Provided records below:
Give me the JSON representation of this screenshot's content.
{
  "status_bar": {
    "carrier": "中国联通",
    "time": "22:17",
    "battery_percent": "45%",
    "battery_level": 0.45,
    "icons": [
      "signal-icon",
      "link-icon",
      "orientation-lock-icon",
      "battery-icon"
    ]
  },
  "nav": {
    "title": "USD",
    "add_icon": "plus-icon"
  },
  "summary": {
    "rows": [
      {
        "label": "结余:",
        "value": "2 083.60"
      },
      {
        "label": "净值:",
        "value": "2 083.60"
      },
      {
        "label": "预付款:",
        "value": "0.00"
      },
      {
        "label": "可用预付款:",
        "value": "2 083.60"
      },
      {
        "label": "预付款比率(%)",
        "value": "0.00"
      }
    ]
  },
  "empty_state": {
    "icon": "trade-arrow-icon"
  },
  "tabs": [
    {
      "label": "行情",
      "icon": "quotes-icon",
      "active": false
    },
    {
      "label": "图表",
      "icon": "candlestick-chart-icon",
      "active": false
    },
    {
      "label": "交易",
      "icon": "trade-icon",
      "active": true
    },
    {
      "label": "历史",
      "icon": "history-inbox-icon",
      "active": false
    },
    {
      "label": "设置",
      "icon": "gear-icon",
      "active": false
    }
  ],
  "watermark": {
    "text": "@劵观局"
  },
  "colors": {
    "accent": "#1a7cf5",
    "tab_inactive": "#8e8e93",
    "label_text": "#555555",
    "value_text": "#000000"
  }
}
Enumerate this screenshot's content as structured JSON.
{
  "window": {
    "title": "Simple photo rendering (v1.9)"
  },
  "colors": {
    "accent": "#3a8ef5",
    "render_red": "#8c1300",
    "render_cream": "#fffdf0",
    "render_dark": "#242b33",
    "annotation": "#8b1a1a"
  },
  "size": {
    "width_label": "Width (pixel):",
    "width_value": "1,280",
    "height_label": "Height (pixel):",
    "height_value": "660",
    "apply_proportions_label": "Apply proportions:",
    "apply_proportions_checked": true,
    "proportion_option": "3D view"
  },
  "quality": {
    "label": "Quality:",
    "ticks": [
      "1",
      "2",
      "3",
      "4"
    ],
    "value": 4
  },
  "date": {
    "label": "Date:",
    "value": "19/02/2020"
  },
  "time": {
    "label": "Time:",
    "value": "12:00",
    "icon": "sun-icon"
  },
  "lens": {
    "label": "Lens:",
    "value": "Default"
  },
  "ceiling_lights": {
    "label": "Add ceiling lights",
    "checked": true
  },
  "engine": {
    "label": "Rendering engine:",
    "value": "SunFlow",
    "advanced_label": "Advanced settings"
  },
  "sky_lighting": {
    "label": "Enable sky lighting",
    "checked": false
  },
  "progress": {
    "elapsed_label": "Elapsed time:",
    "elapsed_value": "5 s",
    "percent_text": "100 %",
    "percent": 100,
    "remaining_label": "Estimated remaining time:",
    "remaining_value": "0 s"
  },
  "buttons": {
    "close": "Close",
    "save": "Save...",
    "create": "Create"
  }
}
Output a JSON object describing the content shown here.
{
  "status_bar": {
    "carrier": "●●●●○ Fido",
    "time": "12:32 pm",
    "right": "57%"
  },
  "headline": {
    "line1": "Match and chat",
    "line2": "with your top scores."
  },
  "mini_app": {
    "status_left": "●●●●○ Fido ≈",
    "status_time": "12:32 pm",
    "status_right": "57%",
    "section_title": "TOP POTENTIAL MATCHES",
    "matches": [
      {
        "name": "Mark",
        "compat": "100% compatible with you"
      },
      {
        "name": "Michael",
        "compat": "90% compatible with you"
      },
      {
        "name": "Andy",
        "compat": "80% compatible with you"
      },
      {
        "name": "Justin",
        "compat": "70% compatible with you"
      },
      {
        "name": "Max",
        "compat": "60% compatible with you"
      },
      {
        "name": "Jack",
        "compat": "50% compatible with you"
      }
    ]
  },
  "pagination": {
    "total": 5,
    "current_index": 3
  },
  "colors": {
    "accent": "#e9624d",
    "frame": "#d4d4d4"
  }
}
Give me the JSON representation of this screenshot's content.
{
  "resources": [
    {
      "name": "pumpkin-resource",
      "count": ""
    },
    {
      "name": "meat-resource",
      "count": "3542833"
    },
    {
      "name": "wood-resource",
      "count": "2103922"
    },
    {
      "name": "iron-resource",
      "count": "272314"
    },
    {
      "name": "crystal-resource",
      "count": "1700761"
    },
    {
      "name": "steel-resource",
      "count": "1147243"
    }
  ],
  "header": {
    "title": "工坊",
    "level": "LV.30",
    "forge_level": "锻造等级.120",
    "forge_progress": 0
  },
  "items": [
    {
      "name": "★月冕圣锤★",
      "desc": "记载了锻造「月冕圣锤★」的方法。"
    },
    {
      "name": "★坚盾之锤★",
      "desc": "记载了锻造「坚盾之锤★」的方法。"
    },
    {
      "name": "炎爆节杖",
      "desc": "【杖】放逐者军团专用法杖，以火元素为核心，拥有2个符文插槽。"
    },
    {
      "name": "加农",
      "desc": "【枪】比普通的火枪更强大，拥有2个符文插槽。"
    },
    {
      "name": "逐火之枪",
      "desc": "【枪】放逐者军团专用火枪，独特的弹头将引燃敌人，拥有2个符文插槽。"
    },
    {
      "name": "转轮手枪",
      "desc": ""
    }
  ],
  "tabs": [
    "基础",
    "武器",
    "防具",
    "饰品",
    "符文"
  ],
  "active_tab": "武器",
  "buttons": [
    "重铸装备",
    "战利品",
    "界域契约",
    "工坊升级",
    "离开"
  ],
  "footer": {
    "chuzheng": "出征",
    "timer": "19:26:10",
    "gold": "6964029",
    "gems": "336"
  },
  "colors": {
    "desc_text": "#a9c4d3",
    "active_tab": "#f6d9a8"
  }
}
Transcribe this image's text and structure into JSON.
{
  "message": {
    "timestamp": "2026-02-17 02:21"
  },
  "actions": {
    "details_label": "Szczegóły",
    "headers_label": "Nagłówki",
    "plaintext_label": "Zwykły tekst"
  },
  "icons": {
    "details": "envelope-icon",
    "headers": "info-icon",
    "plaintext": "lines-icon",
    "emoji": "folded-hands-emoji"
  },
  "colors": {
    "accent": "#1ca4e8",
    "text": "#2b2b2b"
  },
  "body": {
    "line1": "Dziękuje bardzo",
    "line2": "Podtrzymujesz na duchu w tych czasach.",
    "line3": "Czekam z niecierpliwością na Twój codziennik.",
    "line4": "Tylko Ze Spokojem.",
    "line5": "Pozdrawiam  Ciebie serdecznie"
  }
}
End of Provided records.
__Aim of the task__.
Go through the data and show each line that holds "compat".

__Your response__.
        "compat": "100% compatible with you"
        "compat": "90% compatible with you"
        "compat": "80% compatible with you"
        "compat": "70% compatible with you"
        "compat": "60% compatible with you"
        "compat": "50% compatible with you"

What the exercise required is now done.